↓

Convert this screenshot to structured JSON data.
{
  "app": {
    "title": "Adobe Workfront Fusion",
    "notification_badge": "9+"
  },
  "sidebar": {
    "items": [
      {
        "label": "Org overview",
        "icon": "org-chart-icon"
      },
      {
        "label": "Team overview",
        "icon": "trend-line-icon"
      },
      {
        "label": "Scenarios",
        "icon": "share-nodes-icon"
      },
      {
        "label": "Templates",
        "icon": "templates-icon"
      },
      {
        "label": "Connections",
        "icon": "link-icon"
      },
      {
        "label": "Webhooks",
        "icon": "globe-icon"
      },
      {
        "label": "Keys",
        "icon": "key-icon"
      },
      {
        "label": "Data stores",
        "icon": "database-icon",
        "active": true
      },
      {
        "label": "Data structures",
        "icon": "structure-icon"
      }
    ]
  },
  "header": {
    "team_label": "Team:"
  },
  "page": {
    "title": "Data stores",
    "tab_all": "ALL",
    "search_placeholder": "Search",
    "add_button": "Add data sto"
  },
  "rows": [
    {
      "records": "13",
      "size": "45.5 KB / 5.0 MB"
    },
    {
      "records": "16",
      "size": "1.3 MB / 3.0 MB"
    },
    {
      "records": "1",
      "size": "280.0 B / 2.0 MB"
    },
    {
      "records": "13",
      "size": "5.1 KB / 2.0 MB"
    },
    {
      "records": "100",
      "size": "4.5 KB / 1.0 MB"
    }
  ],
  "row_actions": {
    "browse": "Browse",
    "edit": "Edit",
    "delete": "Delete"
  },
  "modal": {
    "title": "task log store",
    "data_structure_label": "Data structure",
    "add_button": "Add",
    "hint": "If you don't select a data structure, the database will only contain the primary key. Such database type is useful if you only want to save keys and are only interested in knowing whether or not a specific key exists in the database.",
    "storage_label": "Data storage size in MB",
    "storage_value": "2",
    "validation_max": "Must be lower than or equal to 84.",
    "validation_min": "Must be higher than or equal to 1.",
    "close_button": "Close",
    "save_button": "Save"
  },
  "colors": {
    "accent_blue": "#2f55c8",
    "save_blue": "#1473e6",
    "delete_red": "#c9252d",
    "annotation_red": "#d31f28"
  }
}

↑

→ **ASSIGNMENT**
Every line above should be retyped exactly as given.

→ **RESPONSE**
Convert this screenshot to structured JSON data.
{
  "app": {
    "title": "Adobe Workfront Fusion",
    "notification_badge": "9+"
  },
  "sidebar": {
    "items": [
      {
        "label": "Org overview",
        "icon": "org-chart-icon"
      },
      {
        "label": "Team overview",
        "icon": "trend-line-icon"
      },
      {
        "label": "Scenarios",
        "icon": "share-nodes-icon"
      },
      {
        "label": "Templates",
        "icon": "templates-icon"
      },
      {
        "label": "Connections",
        "icon": "link-icon"
      },
      {
        "label": "Webhooks",
        "icon": "globe-icon"
      },
      {
        "label": "Keys",
        "icon": "key-icon"
      },
      {
        "label": "Data stores",
        "icon": "database-icon",
        "active": true
      },
      {
        "label": "Data structures",
        "icon": "structure-icon"
      }
    ]
  },
  "header": {
    "team_label": "Team:"
  },
  "page": {
    "title": "Data stores",
    "tab_all": "ALL",
    "search_placeholder": "Search",
    "add_button": "Add data sto"
  },
  "rows": [
    {
      "records": "13",
      "size": "45.5 KB / 5.0 MB"
    },
    {
      "records": "16",
      "size": "1.3 MB / 3.0 MB"
    },
    {
      "records": "1",
      "size": "280.0 B / 2.0 MB"
    },
    {
      "records": "13",
      "size": "5.1 KB / 2.0 MB"
    },
    {
      "records": "100",
      "size": "4.5 KB / 1.0 MB"
    }
  ],
  "row_actions": {
    "browse": "Browse",
    "edit": "Edit",
    "delete": "Delete"
  },
  "modal": {
    "title": "task log store",
    "data_structure_label": "Data structure",
    "add_button": "Add",
    "hint": "If you don't select a data structure, the database will only contain the primary key. Such database type is useful if you only want to save keys and are only interested in knowing whether or not a specific key exists in the database.",
    "storage_label": "Data storage size in MB",
    "storage_value": "2",
    "validation_max": "Must be lower than or equal to 84.",
    "validation_min": "Must be higher than or equal to 1.",
    "close_button": "Close",
    "save_button": "Save"
  },
  "colors": {
    "accent_blue": "#2f55c8",
    "save_blue": "#1473e6",
    "delete_red": "#c9252d",
    "annotation_red": "#d31f28"
  }
}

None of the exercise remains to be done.